Source data
----------
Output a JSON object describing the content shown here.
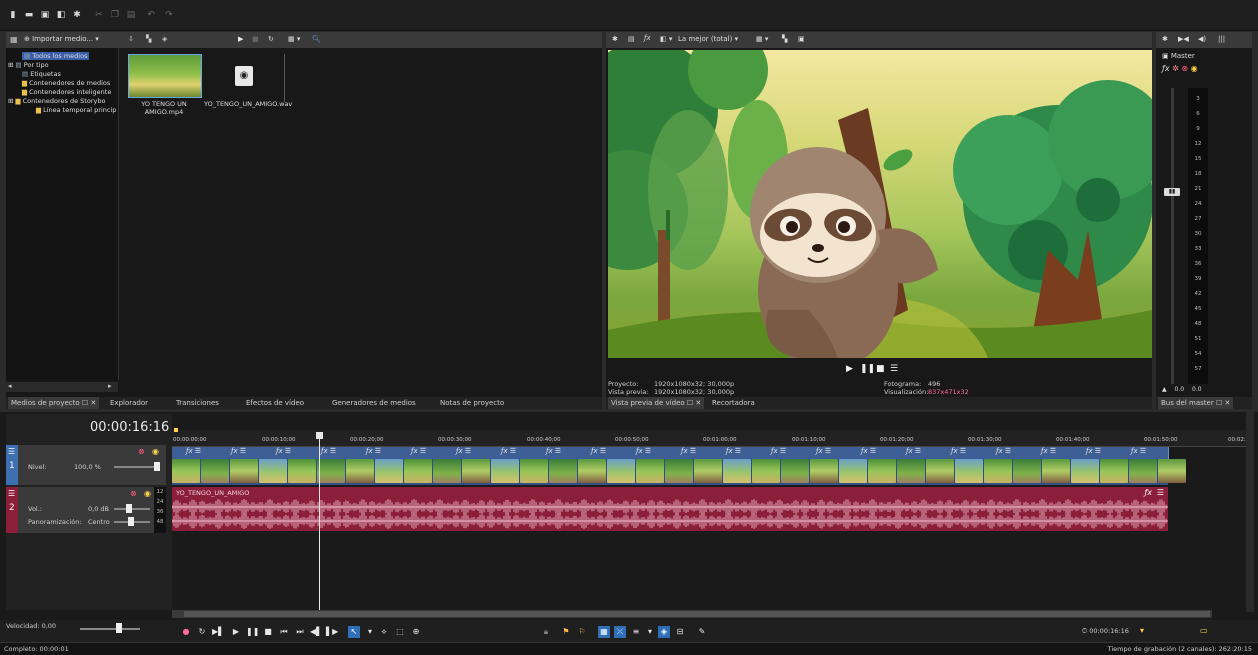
{
  "toolbar": {
    "import_media": "Importar medio...",
    "preview_quality": "La mejor (total)"
  },
  "media_tree": {
    "items": [
      "Todos los medios",
      "Por tipo",
      "Etiquetas",
      "Contenedores de medios",
      "Contenedores inteligente",
      "Contenedores de Storybo",
      "Línea temporal princip"
    ]
  },
  "media_files": [
    {
      "name": "YO TENGO UN AMIGO.mp4"
    },
    {
      "name": "YO_TENGO_UN_AMIGO.wav"
    }
  ],
  "left_tabs": [
    "Medios de proyecto",
    "Explorador",
    "Transiciones",
    "Efectos de vídeo",
    "Generadores de medios",
    "Notas de proyecto"
  ],
  "preview": {
    "project_label": "Proyecto:",
    "project_value": "1920x1080x32; 30,000p",
    "preview_label": "Vista previa:",
    "preview_value": "1920x1080x32; 30,000p",
    "frame_label": "Fotograma:",
    "frame_value": "496",
    "display_label": "Visualización:",
    "display_value": "837x471x32",
    "tabs": [
      "Vista previa de vídeo",
      "Recortadora"
    ]
  },
  "master": {
    "title": "Master",
    "scale": [
      "3",
      "6",
      "9",
      "12",
      "15",
      "18",
      "21",
      "24",
      "27",
      "30",
      "33",
      "36",
      "39",
      "42",
      "45",
      "48",
      "51",
      "54",
      "57"
    ],
    "left_value": "0.0",
    "right_value": "0.0",
    "tab": "Bus del master"
  },
  "timeline": {
    "timecode": "00:00:16:16",
    "ruler": [
      "00:00:00;00",
      "00:00:10;00",
      "00:00:20;00",
      "00:00:30;00",
      "00:00:40;00",
      "00:00:50;00",
      "00:01:00;00",
      "00:01:10;00",
      "00:01:20;00",
      "00:01:30;00",
      "00:01:40;00",
      "00:01:50;00",
      "00:02:"
    ],
    "video_track": {
      "number": "1",
      "level_label": "Nivel:",
      "level_value": "100,0 %"
    },
    "audio_track": {
      "number": "2",
      "vol_label": "Vol.:",
      "vol_value": "0,0 dB",
      "pan_label": "Panoramización:",
      "pan_value": "Centro",
      "clip_name": "YO_TENGO_UN_AMIGO",
      "meter_ticks": [
        "12",
        "24",
        "36",
        "48"
      ]
    },
    "speed_label": "Velocidad: 0,00",
    "end_timecode": "00:00:16:16"
  },
  "status": {
    "left": "Completo: 00:00:01",
    "right": "Tiempo de grabación (2 canales): 262:20:15"
  },
  "colors": {
    "background": "#2b2b2b",
    "video_track": "#3e5f96",
    "audio_track": "#8b1f3a",
    "accent_pink": "#ff6a9a"
  }
}
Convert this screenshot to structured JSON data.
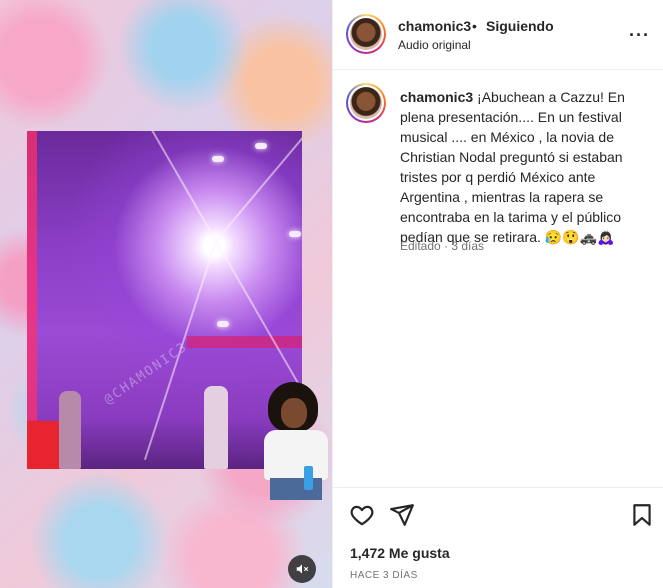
{
  "post": {
    "media": {
      "watermark": "@CHAMONIC3",
      "mute_icon": "speaker-muted-icon"
    },
    "header": {
      "username": "chamonic3",
      "separator": "•",
      "follow_status": "Siguiendo",
      "audio_label": "Audio original",
      "more_icon": "more-options-icon"
    },
    "caption": {
      "username": "chamonic3",
      "text": "¡Abuchean a Cazzu! En plena presentación.... En un festival musical .... en México , la novia de Christian Nodal preguntó si estaban tristes por q perdió México ante Argentina , mientras la rapera se encontraba en la tarima y el público pedían que se retirara. 😥😲🚓🙇🏻‍♀️",
      "meta": "Editado · 3 días"
    },
    "actions": {
      "like_icon": "heart-icon",
      "share_icon": "send-icon",
      "save_icon": "bookmark-icon",
      "likes_text": "1,472 Me gusta",
      "date_text": "HACE 3 DÍAS"
    }
  },
  "colors": {
    "text": "#262626",
    "secondary": "#737373",
    "border": "#efefef"
  }
}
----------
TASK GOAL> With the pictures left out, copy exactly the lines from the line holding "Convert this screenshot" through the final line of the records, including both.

REPLY>
Convert this screenshot to structured JSON data.
{
  "post": {
    "media": {
      "watermark": "@CHAMONIC3",
      "mute_icon": "speaker-muted-icon"
    },
    "header": {
      "username": "chamonic3",
      "separator": "•",
      "follow_status": "Siguiendo",
      "audio_label": "Audio original",
      "more_icon": "more-options-icon"
    },
    "caption": {
      "username": "chamonic3",
      "text": "¡Abuchean a Cazzu! En plena presentación.... En un festival musical .... en México , la novia de Christian Nodal preguntó si estaban tristes por q perdió México ante Argentina , mientras la rapera se encontraba en la tarima y el público pedían que se retirara. 😥😲🚓🙇🏻‍♀️",
      "meta": "Editado · 3 días"
    },
    "actions": {
      "like_icon": "heart-icon",
      "share_icon": "send-icon",
      "save_icon": "bookmark-icon",
      "likes_text": "1,472 Me gusta",
      "date_text": "HACE 3 DÍAS"
    }
  },
  "colors": {
    "text": "#262626",
    "secondary": "#737373",
    "border": "#efefef"
  }
}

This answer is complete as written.